The highest prices would be charged on the Gold Star Memorial Bridge on the Groton-New London border and the Charter Oak Bridge off I-91 in Hartford. The base rate would be $12.80 for trucks with a Connecticut-issued E-ZPass. Those without a transponder would pay 50% more.12 bridges would be tolled
Tolls would be located at the following sites:
I-84 over the Housatonic River on the Newtown-Southbury border, which is known locally as the Rochambeau Bridge
The so-called Mixmaster at the intersection of Routes 84 and 8 in Waterbury
I-84 over Berkshire Road in West Hartford
The Charter Oak Bridge in Hartford
I-95 over Metro-North Commuter Railroad bridge in Stamford
I-95 over Route 33 in Westport
I-95 over Metro-North railroad in West Haven
I-95 over Route 161 in East Lyme
The Gold Star Memorial Bridge between Groton and New London on I-95 over Thames River
I-395 over the Moosup River in Plainfield
I-684 over the Byram River in western Greenwich
Route 8 south of I-84 in Waterbury
No “personally identifiable toll customer information” that is collected by the state can be sold or released publicly, including names, addresses, license plates, photographs and credit card numbers of the customers paying the toll. The information will not be subject to the state’s Freedom of Information Act, according to the draft. But the information could be disclosed in special circumstances, for example, in relation to a search warrant or subpoena in a criminal case.Punishing ‘toll evaders’
Those who skip out on paying tolls could face fines as high as $3,000 if they don’t pay up after a series of notices. And the bill says the state Department of Motor Vehicles “shall not issue or renew the motor vehicle registration” of violators until the tolls have been paid.
Some Senate Democrats said one of their conditions for voting for tolls would be improvements in the state’s effort to hire minority contractors.

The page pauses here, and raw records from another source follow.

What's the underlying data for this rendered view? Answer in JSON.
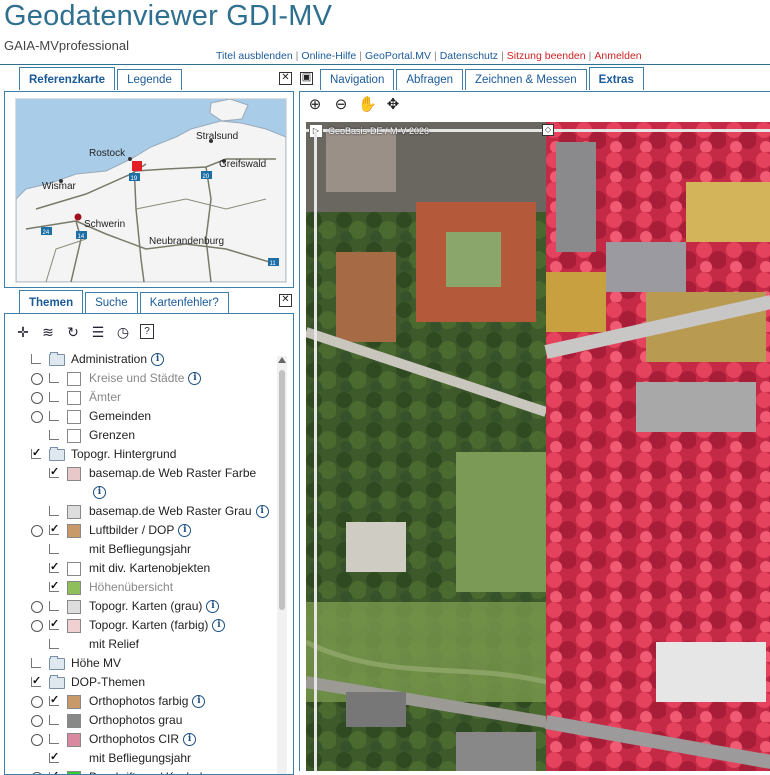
{
  "header": {
    "title": "Geodatenviewer GDI-MV",
    "subtitle": "GAIA-MVprofessional",
    "links": [
      {
        "label": "Titel ausblenden",
        "color": "#1a5a99"
      },
      {
        "label": "Online-Hilfe",
        "color": "#1a5a99"
      },
      {
        "label": "GeoPortal.MV",
        "color": "#1a5a99"
      },
      {
        "label": "Datenschutz",
        "color": "#1a5a99"
      },
      {
        "label": "Sitzung beenden",
        "color": "#cc2222"
      },
      {
        "label": "Anmelden",
        "color": "#cc2222"
      }
    ]
  },
  "left_top_tabs": [
    {
      "label": "Referenzkarte",
      "active": true
    },
    {
      "label": "Legende",
      "active": false
    }
  ],
  "minimap": {
    "cities": [
      "Stralsund",
      "Rostock",
      "Greifswald",
      "Wismar",
      "Schwerin",
      "Neubrandenburg"
    ],
    "road_numbers": [
      "19",
      "20",
      "24",
      "14",
      "11"
    ]
  },
  "left_bottom_tabs": [
    {
      "label": "Themen",
      "active": true
    },
    {
      "label": "Suche",
      "active": false
    },
    {
      "label": "Kartenfehler?",
      "active": false
    }
  ],
  "theme_tools": [
    "add-icon",
    "layers-icon",
    "refresh-icon",
    "layers-stack-icon",
    "clock-icon",
    "help-icon"
  ],
  "tree": [
    {
      "label": "Administration",
      "indent": 0,
      "type": "folder",
      "radio": false,
      "checked": false,
      "info": true,
      "grey": false
    },
    {
      "label": "Kreise und Städte",
      "indent": 1,
      "type": "layer",
      "radio": true,
      "checked": false,
      "info": true,
      "grey": true,
      "thumb": "#fff"
    },
    {
      "label": "Ämter",
      "indent": 1,
      "type": "layer",
      "radio": true,
      "checked": false,
      "info": false,
      "grey": true,
      "thumb": "#fff"
    },
    {
      "label": "Gemeinden",
      "indent": 1,
      "type": "layer",
      "radio": true,
      "checked": false,
      "info": false,
      "grey": false,
      "thumb": "#fff"
    },
    {
      "label": "Grenzen",
      "indent": 1,
      "type": "layer",
      "radio": false,
      "checked": false,
      "info": false,
      "grey": false,
      "thumb": "#fff"
    },
    {
      "label": "Topogr. Hintergrund",
      "indent": 0,
      "type": "folder",
      "radio": false,
      "checked": true,
      "info": false,
      "grey": false
    },
    {
      "label": "basemap.de Web Raster Farbe",
      "indent": 1,
      "type": "layer",
      "radio": false,
      "checked": true,
      "info": false,
      "grey": false,
      "thumb": "#e8c8c8"
    },
    {
      "label": "",
      "indent": 1,
      "type": "infoonly",
      "radio": false,
      "checked": false,
      "info": true,
      "grey": false
    },
    {
      "label": "basemap.de Web Raster Grau",
      "indent": 1,
      "type": "layer",
      "radio": false,
      "checked": false,
      "info": true,
      "grey": false,
      "thumb": "#ddd"
    },
    {
      "label": "Luftbilder / DOP",
      "indent": 1,
      "type": "layer",
      "radio": true,
      "checked": true,
      "info": true,
      "grey": false,
      "thumb": "#c89a6a"
    },
    {
      "label": "mit Befliegungsjahr",
      "indent": 1,
      "type": "layer",
      "radio": false,
      "checked": false,
      "info": false,
      "grey": false,
      "nothumb": true
    },
    {
      "label": "mit div. Kartenobjekten",
      "indent": 1,
      "type": "layer",
      "radio": false,
      "checked": true,
      "info": false,
      "grey": false,
      "thumb": "#fff"
    },
    {
      "label": "Höhenübersicht",
      "indent": 1,
      "type": "layer",
      "radio": false,
      "checked": true,
      "info": false,
      "grey": true,
      "thumb": "#8fbf5a"
    },
    {
      "label": "Topogr. Karten (grau)",
      "indent": 1,
      "type": "layer",
      "radio": true,
      "checked": false,
      "info": true,
      "grey": false,
      "thumb": "#ddd"
    },
    {
      "label": "Topogr. Karten (farbig)",
      "indent": 1,
      "type": "layer",
      "radio": true,
      "checked": true,
      "info": true,
      "grey": false,
      "thumb": "#f0d0d0"
    },
    {
      "label": "mit Relief",
      "indent": 1,
      "type": "layer",
      "radio": false,
      "checked": false,
      "info": false,
      "grey": false,
      "nothumb": true
    },
    {
      "label": "Höhe MV",
      "indent": 0,
      "type": "folder",
      "radio": false,
      "checked": false,
      "info": false,
      "grey": false
    },
    {
      "label": "DOP-Themen",
      "indent": 0,
      "type": "folder",
      "radio": false,
      "checked": true,
      "info": false,
      "grey": false
    },
    {
      "label": "Orthophotos farbig",
      "indent": 1,
      "type": "layer",
      "radio": true,
      "checked": true,
      "info": true,
      "grey": false,
      "thumb": "#c89a6a"
    },
    {
      "label": "Orthophotos grau",
      "indent": 1,
      "type": "layer",
      "radio": true,
      "checked": false,
      "info": false,
      "grey": false,
      "thumb": "#888"
    },
    {
      "label": "Orthophotos CIR",
      "indent": 1,
      "type": "layer",
      "radio": true,
      "checked": false,
      "info": true,
      "grey": false,
      "thumb": "#d88aa0"
    },
    {
      "label": "mit Befliegungsjahr",
      "indent": 1,
      "type": "layer",
      "radio": false,
      "checked": true,
      "info": false,
      "grey": false,
      "nothumb": true
    },
    {
      "label": "Beschriftung / Kacheln",
      "indent": 1,
      "type": "layer",
      "radio": true,
      "checked": true,
      "info": false,
      "grey": false,
      "thumb": "#3c3"
    }
  ],
  "map_tabs": [
    {
      "label": "Navigation",
      "active": false
    },
    {
      "label": "Abfragen",
      "active": false
    },
    {
      "label": "Zeichnen & Messen",
      "active": false
    },
    {
      "label": "Extras",
      "active": true
    }
  ],
  "map_tools": [
    "zoom-in-icon",
    "zoom-out-icon",
    "pan-hand-icon",
    "move-icon"
  ],
  "map": {
    "copyright": "GeoBasis-DE / M-V 2026",
    "swipe_fraction": 0.515
  }
}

The draft calls for an analysis of “state contracts of small contractors and minority business enterprises” and whether enough contracts have been awarded to those firms. The yearlong study would then be submitted to the legislature’s labor, transportation and government administration committees for legislative action in the 2021 session.